What you have to do: Within the records, say how many lines include the word "date"; the answer should be the number and no more.
^^^^^^^^^^^^^^^^
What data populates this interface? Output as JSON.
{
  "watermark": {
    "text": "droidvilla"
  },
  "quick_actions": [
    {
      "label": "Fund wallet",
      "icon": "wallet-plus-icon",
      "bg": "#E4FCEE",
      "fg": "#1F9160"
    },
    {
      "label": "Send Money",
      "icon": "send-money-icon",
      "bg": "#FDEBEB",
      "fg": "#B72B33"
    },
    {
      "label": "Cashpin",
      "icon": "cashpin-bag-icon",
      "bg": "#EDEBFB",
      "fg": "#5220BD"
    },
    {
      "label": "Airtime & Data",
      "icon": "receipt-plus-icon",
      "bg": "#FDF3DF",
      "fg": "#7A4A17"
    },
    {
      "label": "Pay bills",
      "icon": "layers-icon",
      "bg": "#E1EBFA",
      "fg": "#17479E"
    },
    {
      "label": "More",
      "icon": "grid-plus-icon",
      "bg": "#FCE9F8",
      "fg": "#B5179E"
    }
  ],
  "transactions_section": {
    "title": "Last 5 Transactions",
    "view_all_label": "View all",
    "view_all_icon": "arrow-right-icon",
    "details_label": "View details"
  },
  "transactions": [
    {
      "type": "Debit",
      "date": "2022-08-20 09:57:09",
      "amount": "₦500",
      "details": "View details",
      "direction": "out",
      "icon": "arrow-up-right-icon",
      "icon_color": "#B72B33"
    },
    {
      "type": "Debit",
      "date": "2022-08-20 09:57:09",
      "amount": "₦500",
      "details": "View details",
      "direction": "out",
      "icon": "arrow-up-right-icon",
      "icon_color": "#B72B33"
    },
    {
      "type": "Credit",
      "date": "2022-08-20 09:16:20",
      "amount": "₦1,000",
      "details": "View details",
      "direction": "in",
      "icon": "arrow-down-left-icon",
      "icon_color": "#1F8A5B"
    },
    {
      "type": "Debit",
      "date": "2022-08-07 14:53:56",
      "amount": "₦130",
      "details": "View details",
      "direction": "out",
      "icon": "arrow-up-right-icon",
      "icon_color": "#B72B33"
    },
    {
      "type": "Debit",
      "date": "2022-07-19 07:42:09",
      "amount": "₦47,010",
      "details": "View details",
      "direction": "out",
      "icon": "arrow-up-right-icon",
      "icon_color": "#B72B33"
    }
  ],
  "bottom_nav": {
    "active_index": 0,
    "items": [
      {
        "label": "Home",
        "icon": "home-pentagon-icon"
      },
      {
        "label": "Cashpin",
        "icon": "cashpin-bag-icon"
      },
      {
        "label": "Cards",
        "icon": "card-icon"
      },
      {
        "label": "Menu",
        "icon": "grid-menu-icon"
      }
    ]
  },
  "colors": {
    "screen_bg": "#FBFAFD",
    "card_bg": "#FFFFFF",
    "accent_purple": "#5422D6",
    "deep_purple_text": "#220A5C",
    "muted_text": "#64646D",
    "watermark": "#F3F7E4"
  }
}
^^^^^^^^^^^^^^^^
Response: 5